[Extracted information — start]

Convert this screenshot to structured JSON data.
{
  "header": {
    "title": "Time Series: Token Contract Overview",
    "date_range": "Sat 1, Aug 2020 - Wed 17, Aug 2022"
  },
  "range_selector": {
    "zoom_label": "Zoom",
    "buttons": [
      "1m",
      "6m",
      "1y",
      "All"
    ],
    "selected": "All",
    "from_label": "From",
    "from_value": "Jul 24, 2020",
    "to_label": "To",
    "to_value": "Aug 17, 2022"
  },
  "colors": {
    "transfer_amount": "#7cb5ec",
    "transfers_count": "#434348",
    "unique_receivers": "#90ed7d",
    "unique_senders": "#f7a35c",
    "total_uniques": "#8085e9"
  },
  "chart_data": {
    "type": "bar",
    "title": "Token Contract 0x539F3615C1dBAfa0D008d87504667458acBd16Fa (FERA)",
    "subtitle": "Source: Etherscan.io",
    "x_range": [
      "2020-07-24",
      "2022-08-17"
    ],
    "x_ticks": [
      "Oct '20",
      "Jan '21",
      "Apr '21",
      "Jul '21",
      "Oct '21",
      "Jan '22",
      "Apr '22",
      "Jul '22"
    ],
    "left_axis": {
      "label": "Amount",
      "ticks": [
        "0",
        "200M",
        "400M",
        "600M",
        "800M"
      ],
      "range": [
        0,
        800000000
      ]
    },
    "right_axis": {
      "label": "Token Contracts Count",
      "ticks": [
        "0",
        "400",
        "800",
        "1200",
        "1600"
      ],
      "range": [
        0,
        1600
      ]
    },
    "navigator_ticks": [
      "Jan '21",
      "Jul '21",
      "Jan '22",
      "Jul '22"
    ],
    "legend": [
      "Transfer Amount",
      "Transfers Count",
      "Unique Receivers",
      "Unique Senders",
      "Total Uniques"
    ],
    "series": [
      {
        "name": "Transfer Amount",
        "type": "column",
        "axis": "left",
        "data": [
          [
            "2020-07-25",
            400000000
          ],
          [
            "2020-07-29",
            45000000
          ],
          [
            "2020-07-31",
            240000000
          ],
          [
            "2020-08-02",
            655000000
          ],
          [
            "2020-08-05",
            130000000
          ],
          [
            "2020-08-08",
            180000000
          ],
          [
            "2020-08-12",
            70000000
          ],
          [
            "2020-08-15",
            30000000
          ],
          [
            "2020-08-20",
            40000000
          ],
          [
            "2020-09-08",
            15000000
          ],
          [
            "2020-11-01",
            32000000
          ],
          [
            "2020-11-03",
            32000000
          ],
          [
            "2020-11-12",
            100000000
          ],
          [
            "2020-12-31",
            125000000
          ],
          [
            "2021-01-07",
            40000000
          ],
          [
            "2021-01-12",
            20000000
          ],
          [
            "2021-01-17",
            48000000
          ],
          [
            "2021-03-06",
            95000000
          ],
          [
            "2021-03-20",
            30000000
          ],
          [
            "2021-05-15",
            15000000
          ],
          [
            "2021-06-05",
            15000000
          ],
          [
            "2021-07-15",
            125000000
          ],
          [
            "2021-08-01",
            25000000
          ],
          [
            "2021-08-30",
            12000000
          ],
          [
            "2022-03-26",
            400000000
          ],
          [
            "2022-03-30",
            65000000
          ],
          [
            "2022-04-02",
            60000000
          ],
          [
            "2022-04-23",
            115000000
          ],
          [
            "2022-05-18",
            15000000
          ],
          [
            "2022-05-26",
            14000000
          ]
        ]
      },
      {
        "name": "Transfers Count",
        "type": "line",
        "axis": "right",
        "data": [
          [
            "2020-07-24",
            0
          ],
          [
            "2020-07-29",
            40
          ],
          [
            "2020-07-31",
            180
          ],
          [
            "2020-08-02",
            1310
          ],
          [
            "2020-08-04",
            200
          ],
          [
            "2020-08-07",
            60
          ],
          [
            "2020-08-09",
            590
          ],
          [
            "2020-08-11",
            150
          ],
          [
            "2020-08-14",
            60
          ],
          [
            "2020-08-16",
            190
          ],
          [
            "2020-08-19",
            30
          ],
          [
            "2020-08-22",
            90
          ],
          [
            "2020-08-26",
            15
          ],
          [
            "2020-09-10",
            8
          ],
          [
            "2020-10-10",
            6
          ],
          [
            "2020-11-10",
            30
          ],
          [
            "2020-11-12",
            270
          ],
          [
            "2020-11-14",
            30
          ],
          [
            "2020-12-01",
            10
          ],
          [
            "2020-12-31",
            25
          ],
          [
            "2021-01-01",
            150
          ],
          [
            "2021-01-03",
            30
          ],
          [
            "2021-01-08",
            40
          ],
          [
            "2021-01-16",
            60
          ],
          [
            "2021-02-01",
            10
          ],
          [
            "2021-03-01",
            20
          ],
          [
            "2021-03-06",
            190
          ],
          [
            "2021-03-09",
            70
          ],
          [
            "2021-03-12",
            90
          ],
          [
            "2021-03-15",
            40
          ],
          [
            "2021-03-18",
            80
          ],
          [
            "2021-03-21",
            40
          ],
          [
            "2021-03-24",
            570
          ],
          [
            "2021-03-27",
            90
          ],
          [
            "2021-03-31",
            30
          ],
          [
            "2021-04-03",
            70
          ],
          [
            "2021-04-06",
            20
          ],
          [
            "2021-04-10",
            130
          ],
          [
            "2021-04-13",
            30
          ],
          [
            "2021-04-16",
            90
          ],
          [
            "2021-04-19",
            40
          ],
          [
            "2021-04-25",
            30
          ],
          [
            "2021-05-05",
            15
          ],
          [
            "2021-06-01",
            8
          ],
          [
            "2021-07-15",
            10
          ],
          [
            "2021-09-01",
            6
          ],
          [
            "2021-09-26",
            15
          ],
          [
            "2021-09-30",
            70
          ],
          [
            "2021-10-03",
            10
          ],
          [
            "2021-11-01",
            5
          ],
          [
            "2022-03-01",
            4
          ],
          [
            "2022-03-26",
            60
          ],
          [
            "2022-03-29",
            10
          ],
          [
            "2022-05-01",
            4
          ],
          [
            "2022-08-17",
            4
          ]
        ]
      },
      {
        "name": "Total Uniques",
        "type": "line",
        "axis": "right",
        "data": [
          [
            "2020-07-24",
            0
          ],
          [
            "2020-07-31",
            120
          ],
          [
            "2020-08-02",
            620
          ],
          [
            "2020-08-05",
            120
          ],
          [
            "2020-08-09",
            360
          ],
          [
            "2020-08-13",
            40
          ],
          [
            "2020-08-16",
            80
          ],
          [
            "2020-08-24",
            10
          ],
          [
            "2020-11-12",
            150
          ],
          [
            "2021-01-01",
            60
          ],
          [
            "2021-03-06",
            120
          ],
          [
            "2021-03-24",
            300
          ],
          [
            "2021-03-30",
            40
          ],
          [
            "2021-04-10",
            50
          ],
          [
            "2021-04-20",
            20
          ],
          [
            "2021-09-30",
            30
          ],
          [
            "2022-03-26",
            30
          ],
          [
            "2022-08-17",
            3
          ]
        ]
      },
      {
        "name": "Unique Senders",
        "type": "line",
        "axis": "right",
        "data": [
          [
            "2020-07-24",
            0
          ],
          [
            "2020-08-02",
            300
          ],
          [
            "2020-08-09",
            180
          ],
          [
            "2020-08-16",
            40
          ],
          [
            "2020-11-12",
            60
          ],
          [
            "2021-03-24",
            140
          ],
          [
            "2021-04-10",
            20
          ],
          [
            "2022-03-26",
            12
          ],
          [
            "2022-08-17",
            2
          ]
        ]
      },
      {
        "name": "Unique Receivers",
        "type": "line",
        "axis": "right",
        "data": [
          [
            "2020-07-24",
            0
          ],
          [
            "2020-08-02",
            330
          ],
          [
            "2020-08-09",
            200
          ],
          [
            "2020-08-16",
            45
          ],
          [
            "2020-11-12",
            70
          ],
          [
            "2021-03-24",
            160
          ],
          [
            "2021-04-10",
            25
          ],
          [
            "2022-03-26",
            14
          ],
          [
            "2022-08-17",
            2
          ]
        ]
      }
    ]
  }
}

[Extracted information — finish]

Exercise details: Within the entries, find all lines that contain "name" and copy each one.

Output for this task:
        "name": "Transfer Amount",
        "name": "Transfers Count",
        "name": "Total Uniques",
        "name": "Unique Senders",
        "name": "Unique Receivers",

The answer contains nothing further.